Scoriton Affair
As he later told the story, on April 24, 1965, at about 530
in the late afternoon, Ernest Arthur Bryant, a resident of Scoriton,
Devonshire, England, saw a flying saucer approach. It
stopped near to him, and a door opened. Three beings appeared
and beckoned to him. He approached the saucer. Two
of the three beings appeared to be nonhuman, but the third
seemed to be a youth in his teens. The youth spoke with an accent
that Bryant thought might be Russian and called himself
Yamski. He said that he was from Venus, and then remarked
that he wished Des was there, as he would understand what was
happening. At the close of their conversation, he said that in
a month he would return and bring proof of Mantell.
Ufologists who would eventually hear the story immediately
associated Yamski with George Adamski, the controversial flying
saucer contactee who had died on April 23, 1965. Adamski
was of Polish background and had a noticeable accent.
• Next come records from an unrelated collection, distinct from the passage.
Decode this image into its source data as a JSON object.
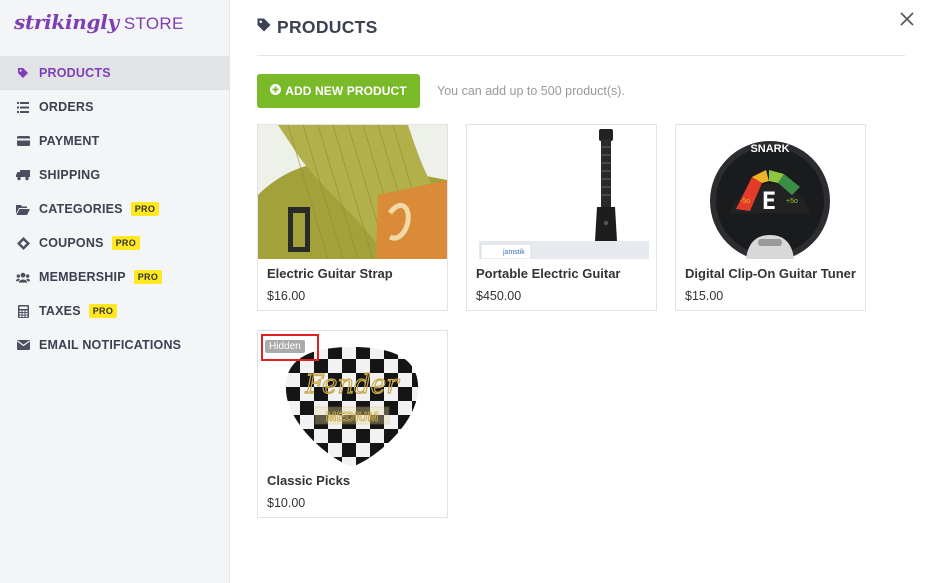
{
  "brand": {
    "logo": "strikingly",
    "store": "STORE"
  },
  "nav": [
    {
      "label": "PRODUCTS",
      "icon": "tag-icon",
      "active": true,
      "pro": false
    },
    {
      "label": "ORDERS",
      "icon": "list-icon",
      "active": false,
      "pro": false
    },
    {
      "label": "PAYMENT",
      "icon": "credit-card-icon",
      "active": false,
      "pro": false
    },
    {
      "label": "SHIPPING",
      "icon": "truck-icon",
      "active": false,
      "pro": false
    },
    {
      "label": "CATEGORIES",
      "icon": "folder-open-icon",
      "active": false,
      "pro": true
    },
    {
      "label": "COUPONS",
      "icon": "ticket-icon",
      "active": false,
      "pro": true
    },
    {
      "label": "MEMBERSHIP",
      "icon": "users-icon",
      "active": false,
      "pro": true
    },
    {
      "label": "TAXES",
      "icon": "calculator-icon",
      "active": false,
      "pro": true
    },
    {
      "label": "EMAIL NOTIFICATIONS",
      "icon": "envelope-icon",
      "active": false,
      "pro": false
    }
  ],
  "pro_badge": "PRO",
  "main": {
    "title": "PRODUCTS",
    "add_button": "ADD NEW PRODUCT",
    "limit_note": "You can add up to 500 product(s)."
  },
  "products": [
    {
      "name": "Electric Guitar Strap",
      "price": "$16.00",
      "hidden": false
    },
    {
      "name": "Portable Electric Guitar",
      "price": "$450.00",
      "hidden": false
    },
    {
      "name": "Digital Clip-On Guitar Tuner",
      "price": "$15.00",
      "hidden": false
    },
    {
      "name": "Classic Picks",
      "price": "$10.00",
      "hidden": true
    }
  ],
  "hidden_badge": "Hidden",
  "image_text": {
    "tuner_brand": "SNARK",
    "tuner_note": "E",
    "tuner_left": "-5o",
    "tuner_right": "+5o",
    "pick_brand": "Fender",
    "pick_weight": "MEDIUM",
    "guitar_box": "jamstik"
  },
  "colors": {
    "brand_purple": "#7e3fb5",
    "add_green": "#7ab928",
    "pro_yellow": "#ffe820",
    "highlight_red": "#e12020"
  }
}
If this
were Adamski, he would have immediately lost the signs of his
Sciomancy Encyclopedia of Occultism & Parapsychology • 5th Ed.
aging. Adamski had a friend Desmond Leslie with whom he
had written his first book. Captain Thomas F. Mantell, piloting
an F-51, had been killed when he began chasing what he
thought was a flying saucer. According to Bryant, the saucer returned
in June and left some items, including several pieces of
metal that could have possibly come from an F-51.
He reported the story to the British UFO Research Association
(BUFORA), and an investigation was launched. The various
items Bryant turned over to the two investigators proved
to be mundane and of no relation to the F-51. In spite of problems
with the story, one of the investigators, Eileen Buckle,
rushed into print with a book. Shortly thereafter, Bryant unexpectedly
took ill and died from a brain tumor. The other investigator,
Norman Oliver, visited his widow. She reported that
she was familiar with the story in the book as her husband has
presented it to her first as the script for a science fiction novel.
It was only after the investigation was well along that she realized
her husband was trying to sell the story as a real event. She
indicated that the supposed items related to Mantell had been
purchased at a naval surplus store.
Alice Wells, head of the Adamski Foundation, dismissed the
Scoriton story from the beginning, as did Desmond Leslie. Between
their rejection and Oliver’s uncovering of the hoax, few
remained to support Bryant except Buckle. It is remembered
amid the many UFO hoax attempts primarily because it extends,
however briefly, the entertaining story of George Adamski.
Buckle, Eileen. The Scoriton Mystery. London Neville Spearman,
Oliver, Norman. Sequel to Scoriton. London The Author,
Zinstagg, Lou, and Timothy Good. George Adamski—The Untold
Story. Beckenham, Kent, UK Ceto Publications, 1983.